Task item
From the records below, find each line with the string "JSON" and copy it.

Provided information
---*---
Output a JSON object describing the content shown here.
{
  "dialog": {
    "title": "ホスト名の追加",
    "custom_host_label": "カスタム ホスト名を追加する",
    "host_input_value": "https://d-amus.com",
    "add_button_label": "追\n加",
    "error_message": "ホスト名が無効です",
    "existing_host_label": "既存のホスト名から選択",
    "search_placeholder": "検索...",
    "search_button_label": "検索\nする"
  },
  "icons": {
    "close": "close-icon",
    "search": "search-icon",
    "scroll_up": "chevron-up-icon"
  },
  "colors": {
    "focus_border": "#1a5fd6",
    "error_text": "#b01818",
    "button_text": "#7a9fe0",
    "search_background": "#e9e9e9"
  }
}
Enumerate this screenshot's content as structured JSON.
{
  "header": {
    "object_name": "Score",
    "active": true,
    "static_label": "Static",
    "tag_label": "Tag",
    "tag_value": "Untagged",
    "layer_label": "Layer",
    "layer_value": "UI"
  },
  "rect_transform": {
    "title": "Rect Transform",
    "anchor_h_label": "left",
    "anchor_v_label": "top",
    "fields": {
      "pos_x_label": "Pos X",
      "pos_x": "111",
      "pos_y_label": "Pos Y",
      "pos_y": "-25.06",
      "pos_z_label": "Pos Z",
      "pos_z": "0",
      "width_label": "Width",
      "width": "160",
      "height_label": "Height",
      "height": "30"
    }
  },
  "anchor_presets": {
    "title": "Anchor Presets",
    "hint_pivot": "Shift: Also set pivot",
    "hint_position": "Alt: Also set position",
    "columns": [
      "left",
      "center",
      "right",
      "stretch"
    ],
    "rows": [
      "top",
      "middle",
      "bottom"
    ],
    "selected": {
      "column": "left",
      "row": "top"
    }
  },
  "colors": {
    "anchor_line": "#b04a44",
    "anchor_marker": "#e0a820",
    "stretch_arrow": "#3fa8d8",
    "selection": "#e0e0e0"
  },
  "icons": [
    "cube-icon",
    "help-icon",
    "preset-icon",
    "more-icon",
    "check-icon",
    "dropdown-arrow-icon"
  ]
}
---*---
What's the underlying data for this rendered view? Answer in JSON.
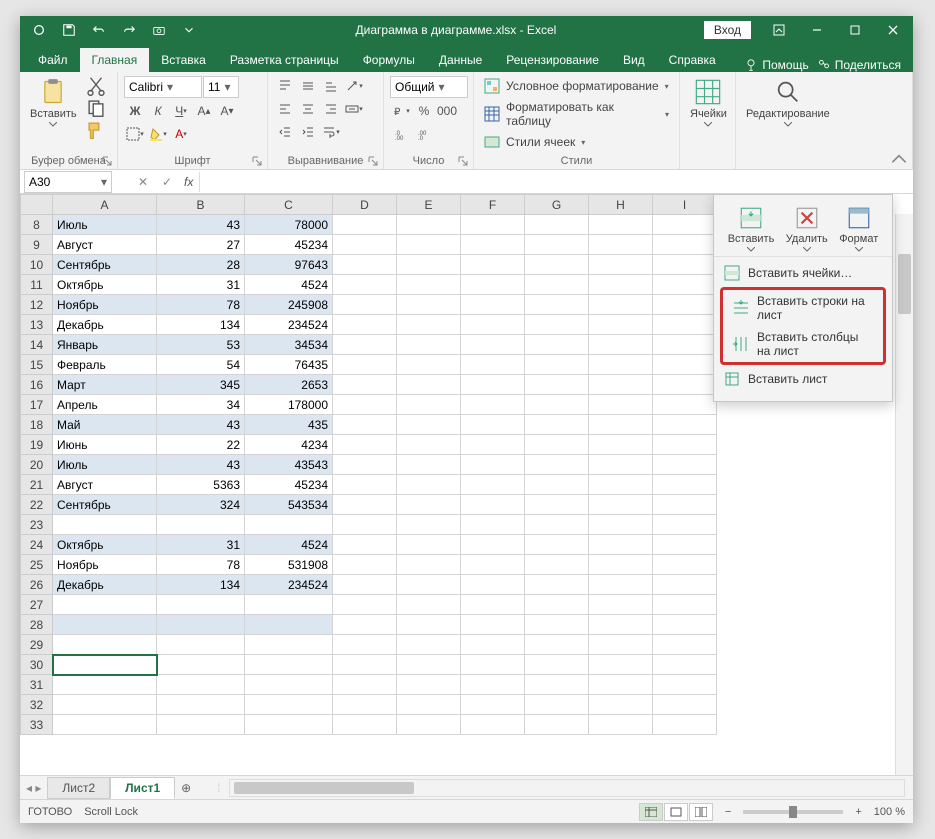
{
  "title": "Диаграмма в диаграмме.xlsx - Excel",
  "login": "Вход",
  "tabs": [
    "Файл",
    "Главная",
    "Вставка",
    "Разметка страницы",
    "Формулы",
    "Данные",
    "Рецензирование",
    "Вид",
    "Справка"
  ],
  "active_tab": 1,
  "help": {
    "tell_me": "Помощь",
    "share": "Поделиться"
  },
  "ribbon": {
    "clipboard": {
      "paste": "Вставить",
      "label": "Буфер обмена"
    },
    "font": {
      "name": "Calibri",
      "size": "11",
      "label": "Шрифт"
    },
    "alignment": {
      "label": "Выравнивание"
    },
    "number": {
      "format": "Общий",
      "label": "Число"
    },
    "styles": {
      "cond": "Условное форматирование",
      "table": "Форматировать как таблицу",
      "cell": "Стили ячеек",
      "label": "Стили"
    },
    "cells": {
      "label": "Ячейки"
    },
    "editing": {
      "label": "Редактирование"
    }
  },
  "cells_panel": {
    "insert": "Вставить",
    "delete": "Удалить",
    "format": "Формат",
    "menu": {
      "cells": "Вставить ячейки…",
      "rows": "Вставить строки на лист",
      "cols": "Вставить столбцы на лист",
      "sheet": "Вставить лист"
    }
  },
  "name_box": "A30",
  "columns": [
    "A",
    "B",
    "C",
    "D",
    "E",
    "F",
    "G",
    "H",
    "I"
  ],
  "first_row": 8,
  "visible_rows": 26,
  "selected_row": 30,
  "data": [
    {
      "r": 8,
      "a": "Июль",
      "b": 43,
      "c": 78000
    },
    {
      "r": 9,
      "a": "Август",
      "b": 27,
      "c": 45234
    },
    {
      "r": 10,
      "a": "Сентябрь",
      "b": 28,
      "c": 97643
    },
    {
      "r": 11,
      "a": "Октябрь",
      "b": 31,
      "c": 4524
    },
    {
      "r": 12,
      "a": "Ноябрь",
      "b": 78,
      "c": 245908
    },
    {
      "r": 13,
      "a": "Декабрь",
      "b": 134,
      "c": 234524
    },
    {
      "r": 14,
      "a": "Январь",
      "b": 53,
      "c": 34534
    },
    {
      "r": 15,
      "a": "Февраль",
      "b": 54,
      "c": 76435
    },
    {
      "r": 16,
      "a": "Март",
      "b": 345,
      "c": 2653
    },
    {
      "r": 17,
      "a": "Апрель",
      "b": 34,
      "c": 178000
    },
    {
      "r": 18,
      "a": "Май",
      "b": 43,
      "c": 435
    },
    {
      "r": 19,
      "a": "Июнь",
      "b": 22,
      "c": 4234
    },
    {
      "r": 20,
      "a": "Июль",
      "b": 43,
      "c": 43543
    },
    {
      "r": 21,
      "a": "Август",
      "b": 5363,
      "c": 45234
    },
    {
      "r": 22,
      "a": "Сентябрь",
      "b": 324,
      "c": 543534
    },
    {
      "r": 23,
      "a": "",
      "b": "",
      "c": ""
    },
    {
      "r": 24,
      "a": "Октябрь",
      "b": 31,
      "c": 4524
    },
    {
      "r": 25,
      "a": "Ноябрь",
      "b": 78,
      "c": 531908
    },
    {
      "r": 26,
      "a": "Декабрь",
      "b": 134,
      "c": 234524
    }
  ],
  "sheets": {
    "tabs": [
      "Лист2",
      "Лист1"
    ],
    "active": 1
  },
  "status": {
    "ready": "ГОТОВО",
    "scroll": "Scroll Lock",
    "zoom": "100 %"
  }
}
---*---
Solution to this problem
Output a JSON object describing the content shown here.
Enumerate this screenshot's content as structured JSON.
What's the underlying data for this rendered view? Answer in JSON.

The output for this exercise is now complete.